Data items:
────────

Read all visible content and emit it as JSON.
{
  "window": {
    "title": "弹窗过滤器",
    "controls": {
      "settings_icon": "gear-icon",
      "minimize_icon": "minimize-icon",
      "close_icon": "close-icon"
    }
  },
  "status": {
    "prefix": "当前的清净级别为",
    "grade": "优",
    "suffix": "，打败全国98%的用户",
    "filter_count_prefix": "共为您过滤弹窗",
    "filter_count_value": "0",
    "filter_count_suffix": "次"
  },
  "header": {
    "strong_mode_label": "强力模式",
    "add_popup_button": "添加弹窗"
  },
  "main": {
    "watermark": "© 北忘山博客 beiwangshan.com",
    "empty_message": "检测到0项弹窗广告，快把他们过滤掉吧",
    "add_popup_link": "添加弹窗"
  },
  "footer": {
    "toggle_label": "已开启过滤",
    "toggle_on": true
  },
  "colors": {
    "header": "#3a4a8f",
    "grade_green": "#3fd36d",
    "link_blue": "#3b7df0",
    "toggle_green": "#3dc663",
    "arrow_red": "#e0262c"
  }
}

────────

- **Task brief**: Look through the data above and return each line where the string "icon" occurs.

- **Response to the task**:
      "settings_icon": "gear-icon",
      "minimize_icon": "minimize-icon",
      "close_icon": "close-icon"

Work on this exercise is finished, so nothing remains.